Modex Blockchain Database (BCDB) enables enterprises to seamlessly integrate blockchain into their existing software
Modex BCDB is a software product designed to empower businesses by enabling them to develop and deploy blockchain software solutions. From a technical standpoint, Modex BCDB falls into the middleware category, as it positions itself between the client’s software application server and their database. What sets Modex BCDB apart from its competitors is its approach to handling data. From the start, the minds behind this new innovative take on blockchain technology decided to employ a minimally invasive approach, in the sense that companies and enterprises keep their database system intact.
A solution that is blockchain and database agnostic
Modex BCDB has a transformative property in the sense that it bestows all the advantages and inherent capabilities of blockchain technology, data distribution, immutability, as well as a real-time backup functionality. A core feature that distinguishes Modex BCDB is the fact that it is blockchain and database agnostic.
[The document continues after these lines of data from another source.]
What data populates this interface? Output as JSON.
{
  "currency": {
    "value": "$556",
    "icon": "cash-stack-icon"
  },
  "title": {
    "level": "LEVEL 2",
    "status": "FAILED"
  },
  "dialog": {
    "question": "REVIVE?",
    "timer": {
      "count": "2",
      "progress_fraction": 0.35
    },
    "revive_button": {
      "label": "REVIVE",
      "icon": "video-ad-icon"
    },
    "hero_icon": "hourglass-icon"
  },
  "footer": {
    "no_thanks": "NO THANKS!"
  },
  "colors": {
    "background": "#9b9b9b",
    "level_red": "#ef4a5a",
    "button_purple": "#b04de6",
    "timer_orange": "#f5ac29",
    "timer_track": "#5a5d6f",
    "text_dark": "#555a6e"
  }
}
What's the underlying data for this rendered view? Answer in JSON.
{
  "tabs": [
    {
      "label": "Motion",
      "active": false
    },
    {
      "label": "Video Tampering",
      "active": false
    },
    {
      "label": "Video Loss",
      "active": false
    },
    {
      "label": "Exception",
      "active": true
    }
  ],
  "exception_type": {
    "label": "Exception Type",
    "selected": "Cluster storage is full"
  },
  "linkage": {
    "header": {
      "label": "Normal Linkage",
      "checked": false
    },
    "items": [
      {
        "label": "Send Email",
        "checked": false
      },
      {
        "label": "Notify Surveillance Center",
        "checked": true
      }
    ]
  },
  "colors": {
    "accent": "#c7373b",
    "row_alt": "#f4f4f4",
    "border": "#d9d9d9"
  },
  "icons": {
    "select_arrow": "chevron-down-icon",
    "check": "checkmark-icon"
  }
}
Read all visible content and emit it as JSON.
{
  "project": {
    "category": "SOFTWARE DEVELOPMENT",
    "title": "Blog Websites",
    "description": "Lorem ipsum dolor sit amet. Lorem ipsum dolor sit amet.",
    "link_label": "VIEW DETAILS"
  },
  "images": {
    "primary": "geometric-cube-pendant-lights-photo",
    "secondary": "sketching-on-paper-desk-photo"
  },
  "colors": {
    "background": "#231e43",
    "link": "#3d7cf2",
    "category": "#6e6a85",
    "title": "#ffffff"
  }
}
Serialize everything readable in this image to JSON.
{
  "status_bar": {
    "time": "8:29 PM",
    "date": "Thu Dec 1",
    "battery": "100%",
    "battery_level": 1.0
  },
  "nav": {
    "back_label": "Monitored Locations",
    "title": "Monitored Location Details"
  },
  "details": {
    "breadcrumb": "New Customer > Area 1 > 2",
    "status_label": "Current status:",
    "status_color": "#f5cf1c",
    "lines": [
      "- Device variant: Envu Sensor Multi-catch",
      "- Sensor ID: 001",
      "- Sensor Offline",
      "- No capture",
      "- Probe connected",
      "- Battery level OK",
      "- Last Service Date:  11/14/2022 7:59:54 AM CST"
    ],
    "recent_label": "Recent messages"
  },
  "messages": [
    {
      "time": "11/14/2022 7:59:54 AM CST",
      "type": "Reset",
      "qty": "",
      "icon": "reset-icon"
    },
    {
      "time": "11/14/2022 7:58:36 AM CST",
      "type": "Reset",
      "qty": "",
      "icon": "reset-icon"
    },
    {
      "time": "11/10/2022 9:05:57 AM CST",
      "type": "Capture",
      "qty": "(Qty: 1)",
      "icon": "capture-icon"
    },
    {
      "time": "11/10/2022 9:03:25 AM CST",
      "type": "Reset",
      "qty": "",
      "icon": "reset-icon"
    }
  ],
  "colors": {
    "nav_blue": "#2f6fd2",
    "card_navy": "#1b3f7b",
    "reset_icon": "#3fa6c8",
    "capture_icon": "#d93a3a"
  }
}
This characteristic opens a new window of opportunities, as compatibility related issues become a thing of the past. Regardless of the type of database a company is employing, or the type of blockchain it wishes to connect to, our solution ensures a seamless connection between the two technologies. Modex BCDB doesn’t aim to replace the existing database but to improve it by adding a blockchain layer. By situating ourselves between the database component and the client’s software, we ensure a higher degree of security and trust, while giving access to a mechanism through which clients can create their infrastructure.
Inbuilt migration tool for database migration
Database migration is a sensitive topic for every enterprise, as any breach or data corruption could prove disastrous. Blockchain is a viable solution for improving database management and increasing tamper resistance, but it is surprisingly difficult to integrate an existing platform in a blockchain network. Besides the complexity involved, the process would also attract significant costs and a long time for implementation. Modex BCDB overcomes these issues with its migration tool, which allows developers to easily move a database to a blockchain framework. The only requirement is to understand and learn to operate with our solution. The migration tool does all the heavy lifting: it scans the database and replicates it in our middleware, it creates metadata for each record and uploads it to the blockchain to ensure immutability. Our approach to handling data differs, no record is deleted, and the whole structure is kept intact. The database migration is initiated only after minor changes are implemented on the client’s side. A minimally invasive approach brings a much-needed breath of fresh air to legacy systems where changes are difficult to implement. But by simply changing a few connectors a legacy system will benefit from everything blockchain has to offer.
To conclude, each type of blockchain has a different purpose, as such it is difficult to say that one is better than the other. Everything revolves around how companies make use of their chosen blockchain infrastructure to serve their business logic and increase annual turnover. Blockchain offers businesses and companies numerous benefits: data immutability, node distribution, workload distribution, transparency, traceability, security, and consensus – all of these are common points of every blockchain version. All these derivations have appeared over time as people find different uses for the same technology and it’s most likely that in the future, other derivations will appear as people will find ingenious ways to use blockchain to address different issues. With Modex BCDB companies always have the option to choose what blockchain is better suited for their business requirements.